Sunday, February 5, 2012

Former Speaker Pelosi Says the President is Courageous for Opposing Her Church

Recently the Supreme Court ruled unanimously in the Hosanna Tabor case that the government cannot interfere in religious communities’ decisions about who will be their teachers, leaders, and ministers. This was rightly seen as a major victory for religious liberty against government intrusion. This battle was won but the war is far from over. The limit of government intrusion on religious institutions and personal convictions is still being attacked from many angles.

What constitutes a religious organization is emerging as the next great battleground and it is important that Christians are paying attention to what is happening. The recent birth control mandate by the President highlights the kinds of issues that will be raised.

This mandate requires that organizations opposed to birth control and sterilization pay for these services as part of their health care plans. Many religious organizations are outraged by this and a number of Catholic Bishops have asserted that they will not comply. One of the supporters of this mandate has been the minority leader Nancy Pelosi, who identifies herself as Catholic. When a reporter tried to get her to address the obvious conflict between her support of the President’s mandate and the Catholic faith she proclaims she tried to muddy the water by mentioning that there were other Catholics who also support the mandate. This is a classic deflection that never worked with my mother but always seems to be effective for politicians… not sure why.

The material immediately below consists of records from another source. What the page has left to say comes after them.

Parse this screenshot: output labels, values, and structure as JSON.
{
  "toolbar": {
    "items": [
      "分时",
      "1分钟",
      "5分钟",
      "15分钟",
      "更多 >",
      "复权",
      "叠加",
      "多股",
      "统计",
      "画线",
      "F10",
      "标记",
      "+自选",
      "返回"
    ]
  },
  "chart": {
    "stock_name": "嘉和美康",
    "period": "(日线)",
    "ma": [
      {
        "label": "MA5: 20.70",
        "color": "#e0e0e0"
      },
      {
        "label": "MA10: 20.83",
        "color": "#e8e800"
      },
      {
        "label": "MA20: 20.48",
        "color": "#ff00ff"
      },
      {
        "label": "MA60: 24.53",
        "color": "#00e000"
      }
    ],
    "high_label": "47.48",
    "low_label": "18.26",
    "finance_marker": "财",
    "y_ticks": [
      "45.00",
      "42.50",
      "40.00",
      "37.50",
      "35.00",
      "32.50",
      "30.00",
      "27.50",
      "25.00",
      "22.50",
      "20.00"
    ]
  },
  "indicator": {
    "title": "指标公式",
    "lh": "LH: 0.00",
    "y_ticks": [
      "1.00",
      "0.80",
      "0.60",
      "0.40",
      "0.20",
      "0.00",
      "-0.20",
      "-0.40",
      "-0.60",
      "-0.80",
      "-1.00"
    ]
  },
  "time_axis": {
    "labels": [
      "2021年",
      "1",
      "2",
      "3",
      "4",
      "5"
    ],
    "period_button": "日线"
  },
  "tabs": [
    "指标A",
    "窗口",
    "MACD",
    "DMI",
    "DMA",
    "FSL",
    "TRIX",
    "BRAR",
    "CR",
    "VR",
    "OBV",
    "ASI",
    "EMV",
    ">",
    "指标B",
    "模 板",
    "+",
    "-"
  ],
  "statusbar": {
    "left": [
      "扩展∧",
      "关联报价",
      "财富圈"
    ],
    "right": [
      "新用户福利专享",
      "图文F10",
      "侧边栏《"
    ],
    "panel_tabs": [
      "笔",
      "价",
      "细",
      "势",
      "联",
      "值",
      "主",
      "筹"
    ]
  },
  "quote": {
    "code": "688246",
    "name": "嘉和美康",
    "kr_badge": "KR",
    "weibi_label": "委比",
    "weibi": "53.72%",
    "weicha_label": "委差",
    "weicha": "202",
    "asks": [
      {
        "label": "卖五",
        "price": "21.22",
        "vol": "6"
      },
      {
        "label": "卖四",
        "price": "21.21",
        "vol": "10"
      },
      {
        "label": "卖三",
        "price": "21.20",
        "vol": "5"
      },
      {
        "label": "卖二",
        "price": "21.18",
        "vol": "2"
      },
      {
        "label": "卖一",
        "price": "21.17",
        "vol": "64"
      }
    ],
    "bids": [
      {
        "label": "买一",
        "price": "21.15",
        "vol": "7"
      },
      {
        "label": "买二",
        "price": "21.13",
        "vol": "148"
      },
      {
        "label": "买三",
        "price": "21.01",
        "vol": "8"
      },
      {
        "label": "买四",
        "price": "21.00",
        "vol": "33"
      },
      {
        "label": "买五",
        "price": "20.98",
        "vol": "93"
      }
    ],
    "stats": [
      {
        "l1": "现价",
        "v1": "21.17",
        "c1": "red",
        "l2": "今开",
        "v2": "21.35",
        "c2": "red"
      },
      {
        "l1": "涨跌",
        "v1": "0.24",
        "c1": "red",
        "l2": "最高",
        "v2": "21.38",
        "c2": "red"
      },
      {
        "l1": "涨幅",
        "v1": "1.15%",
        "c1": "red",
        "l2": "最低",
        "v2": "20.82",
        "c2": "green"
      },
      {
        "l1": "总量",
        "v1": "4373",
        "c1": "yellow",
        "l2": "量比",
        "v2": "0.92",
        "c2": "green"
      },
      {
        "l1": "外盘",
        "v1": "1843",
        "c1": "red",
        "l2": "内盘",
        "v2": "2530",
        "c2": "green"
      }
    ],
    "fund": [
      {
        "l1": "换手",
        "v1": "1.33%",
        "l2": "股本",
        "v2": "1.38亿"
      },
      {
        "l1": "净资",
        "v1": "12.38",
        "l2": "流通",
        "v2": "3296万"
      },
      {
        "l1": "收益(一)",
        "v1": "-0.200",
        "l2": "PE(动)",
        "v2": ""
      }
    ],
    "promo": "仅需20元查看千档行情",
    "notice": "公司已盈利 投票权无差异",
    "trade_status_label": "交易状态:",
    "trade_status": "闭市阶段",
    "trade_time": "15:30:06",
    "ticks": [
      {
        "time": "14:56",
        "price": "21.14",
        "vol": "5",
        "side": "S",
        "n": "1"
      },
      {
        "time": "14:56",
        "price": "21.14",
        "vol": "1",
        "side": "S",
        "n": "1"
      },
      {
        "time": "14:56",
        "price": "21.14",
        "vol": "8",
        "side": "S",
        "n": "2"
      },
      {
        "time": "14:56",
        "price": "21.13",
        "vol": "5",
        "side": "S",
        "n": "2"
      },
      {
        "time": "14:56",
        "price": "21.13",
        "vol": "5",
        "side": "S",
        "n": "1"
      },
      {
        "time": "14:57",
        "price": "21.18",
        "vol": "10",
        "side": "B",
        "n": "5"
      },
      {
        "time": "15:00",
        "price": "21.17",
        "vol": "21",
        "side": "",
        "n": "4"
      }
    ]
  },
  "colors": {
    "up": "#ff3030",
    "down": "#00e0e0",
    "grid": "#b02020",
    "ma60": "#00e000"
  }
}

Pelosi may think that the President’s mandate is courageous but regardless of how many other Catholics she can find who agree with her there is no question that this mandate is contrary to a core belief of her Church. I recognize that in the U.S. our political leaders represent a much wider demographic than just Christians and in order to faithfully represent their constituency they may vote in ways that we might not like. Pelosi, however, did not take this angle. Rather she chose to point out that there were others as well who are in practice rejecting a core commitment of their Church. Now I do not expect that people will be in complete agreement with every single position of their pastors, elders, or bishops. There is something dishonest, however, about not simply saying that. The language that she uses in her response seems to imply that this is a debatable issue within the Catholic Church. So far as I am aware the Catholic Church has been rather consistent on this issue despite the protests of some members.

I am not Catholic and I am not surprised at Pelosi’s position but I do think that we need to stand with these bishops on the issue of government forcing religiously managed organizations to make choices that contradict their convictions. The principal at stake here is even broader than just abortion and birth control (not that those aren’t pressing enough). We need to understand how our representatives vote on these matters because we are at the beginning of a long process where many are trying to redefine the relationship between the United States government and our churches and religious organizations. 

No comments:

Post a Comment